Find every line below with the word "Perspective". Then give only how many there are.
═══ SOURCE INFORMATION ═══
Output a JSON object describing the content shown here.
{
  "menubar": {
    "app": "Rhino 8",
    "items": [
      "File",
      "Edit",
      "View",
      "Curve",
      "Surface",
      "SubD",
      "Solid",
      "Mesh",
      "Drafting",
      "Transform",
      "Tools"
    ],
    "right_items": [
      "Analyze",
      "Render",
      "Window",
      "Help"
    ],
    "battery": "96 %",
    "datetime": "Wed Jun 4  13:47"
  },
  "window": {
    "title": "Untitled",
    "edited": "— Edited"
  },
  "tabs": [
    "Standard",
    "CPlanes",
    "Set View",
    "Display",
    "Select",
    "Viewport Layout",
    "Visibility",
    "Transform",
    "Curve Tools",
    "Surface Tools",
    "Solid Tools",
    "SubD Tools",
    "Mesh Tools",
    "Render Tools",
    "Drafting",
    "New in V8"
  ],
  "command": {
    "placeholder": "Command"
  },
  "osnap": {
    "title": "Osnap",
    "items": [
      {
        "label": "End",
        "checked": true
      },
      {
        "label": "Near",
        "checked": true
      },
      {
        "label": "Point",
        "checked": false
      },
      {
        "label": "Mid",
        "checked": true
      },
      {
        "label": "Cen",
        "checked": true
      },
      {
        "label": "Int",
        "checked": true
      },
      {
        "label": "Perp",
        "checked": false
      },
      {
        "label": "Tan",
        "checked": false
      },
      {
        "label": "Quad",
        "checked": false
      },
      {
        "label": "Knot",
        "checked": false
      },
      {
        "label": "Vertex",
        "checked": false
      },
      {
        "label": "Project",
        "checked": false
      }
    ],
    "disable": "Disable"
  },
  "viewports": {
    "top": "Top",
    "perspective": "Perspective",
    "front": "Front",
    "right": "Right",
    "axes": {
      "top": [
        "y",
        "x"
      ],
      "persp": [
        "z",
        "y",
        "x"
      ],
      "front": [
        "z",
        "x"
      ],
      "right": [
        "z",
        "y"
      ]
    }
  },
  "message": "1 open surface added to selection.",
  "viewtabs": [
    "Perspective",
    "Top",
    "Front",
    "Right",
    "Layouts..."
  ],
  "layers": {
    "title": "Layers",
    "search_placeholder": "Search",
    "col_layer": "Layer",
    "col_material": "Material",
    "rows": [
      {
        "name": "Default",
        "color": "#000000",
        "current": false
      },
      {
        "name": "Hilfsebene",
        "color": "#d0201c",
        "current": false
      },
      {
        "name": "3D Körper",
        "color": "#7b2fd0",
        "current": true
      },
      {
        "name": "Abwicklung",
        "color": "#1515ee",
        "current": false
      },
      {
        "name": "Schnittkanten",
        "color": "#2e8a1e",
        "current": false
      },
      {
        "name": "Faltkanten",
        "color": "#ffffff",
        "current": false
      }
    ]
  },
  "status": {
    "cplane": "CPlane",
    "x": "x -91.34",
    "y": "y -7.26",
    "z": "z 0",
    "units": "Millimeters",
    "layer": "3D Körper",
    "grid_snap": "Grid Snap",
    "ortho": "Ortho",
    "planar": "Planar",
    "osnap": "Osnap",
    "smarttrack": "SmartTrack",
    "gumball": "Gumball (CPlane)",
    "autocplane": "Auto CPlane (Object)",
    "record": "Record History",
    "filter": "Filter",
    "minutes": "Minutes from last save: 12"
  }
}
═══
■ WRITTEN ANSWER ■
2